Teaching and Learning in Writing 101

By Brady Krien

On my first day of teaching college writing I handed out 3x5 note cards to my students and asked them to give me a little bit of information to help me get to know them. I asked for their name, their major, why they chose Marquette, and their favorite Tom Hanks movie. I also asked a few questions aimed at getting a sense of who they were as writers, asking what they struggled with most, what their semester goals were, and if there was anything that I should know about them as writers.

The responses were mostly unsurprising. Students were anxious about commas and the higher stakes of college, many just wanted to get through the class and improve their writing a little (or, in one case, to improve their “grammer”), and none of them had heard of Joe versus the Volcano. What I did not expect was the number of students who claimed that they were “bad writers.” Over half the class claimed to be poor writers.

Looking back, having repeated some version of this same activity with each of my classes, I should not have been surprised.
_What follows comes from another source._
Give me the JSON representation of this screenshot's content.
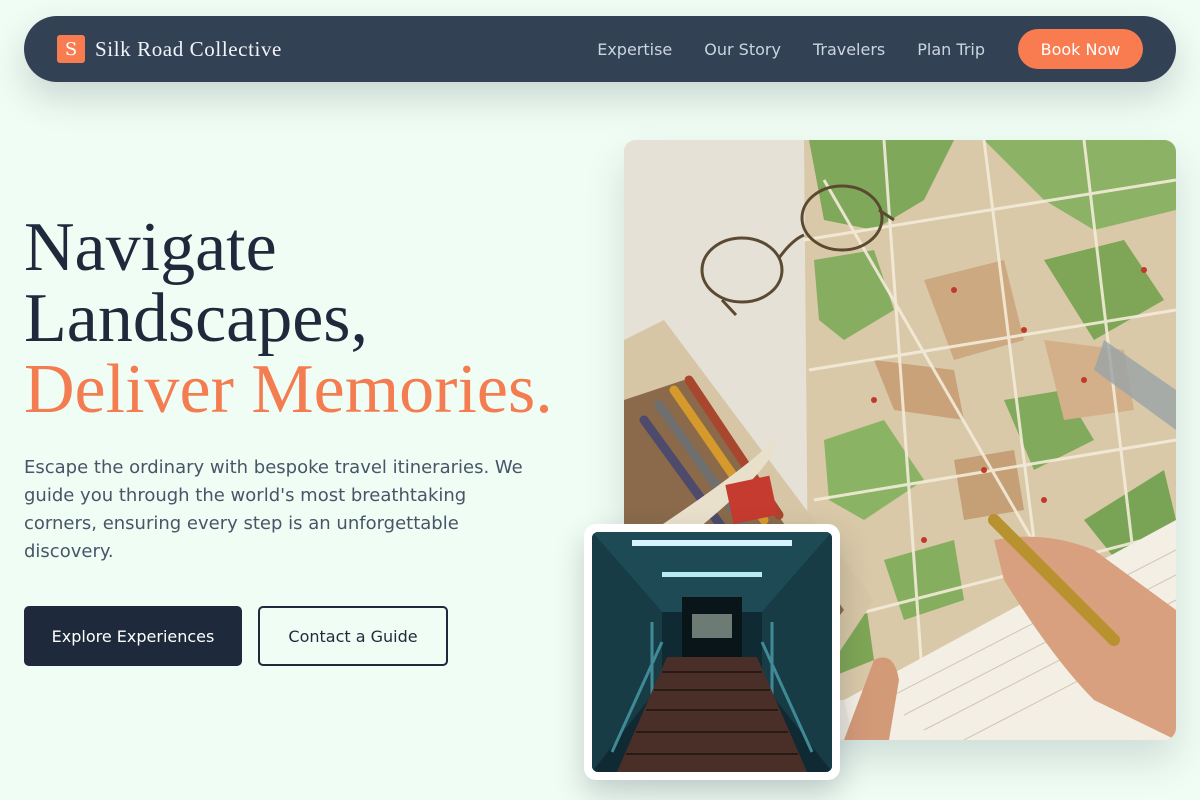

This was the most common response that I received at Marquette and continues to be the most common response I receive at my current institution in Iowa. The odd thing is that very few, if any, of the students that I work with are bad writers. There are writers who occasionally produce bad writing, writers who’ve convinced themselves that they “write better on the first draft” and never revise, and writers who don’t yet understand a topic well enough to make a compelling argument about it, but there are few out-and-out bad writers. 

What I’ve come to understand is that this bad writer claim is less a confession of compositional incompetence than a request for help. It’s a way of saying that 1) writing is really hard, and 2) writing scares the bejeezus out of me. These sentiments are not uncommon, even (or perhaps especially) among people who write a lot. As I’ve worked with students to overcome these challenges, I’ve found that my own understanding of writing has profoundly changed. The three most salient writing lessons I’ve taken from this experience are: 

1. Revision is Key. So many of my students come to college believing that they draft so well that revision is unnecessary (I confess that I shared in this delusion once upon a time). A significant portion of my teaching is devoted to converting them to the school of Anne Lamott: write shitty first drafts and revise extensively. As I’ve preached this particular writing gospel, my own revision process has expanded dramatically. I now devote at least as much time to revising as I do to drafting (and often more) and I’ve come to find an extensive revision process to be incredibly liberating for both myself and my students because it dramatically reduces the pressure to produce high-quality drafts.

2. Silence the Critic. I work with a lot of students who struggle to start writing. They’ll sit down, write a sentence or a paragraph, hate it, and delete it. They will then repeat some version of this process again and again until they either give up and go watch Netflix or the deadline forces them to accept work that they hate. I’ve found that silencing this inner critic by forbidding deleting anything during the drafting process (after all you’ll come back and revise it, right?) goes a long way toward getting words on the page, a necessary prerequisite to producing any writing.

3. Write for Time. I tell all my students set time rather than output goals. Anyone can commit to write for two half-hour blocks during the course of a day and this helps to alleviate the dread of sitting down and writing out the entirety of a ten-page paper which often leads to procrastination and no writing at all. I’ve found that committing to write for a little while every day drives writing productivity way up and the frequency of late night writing binges way down. Energy drink companies will suffer, but you will prosper.

I’m convinced that I’ve learned more about writing from my students than they ever learn from me. Observing their writing struggles and helping them to overcome them has been the best part of teaching writing and has helped my own writing dramatically. It’s helped me to understand that, while we all have very writing processes, there are a lot of shared roadblocks and talking about them, sharing them, and helping others to overcome them is sometimes the best way to move forward with your own writing.

Photo by Caleb Roenigk: https://flic.kr/p/brNqFE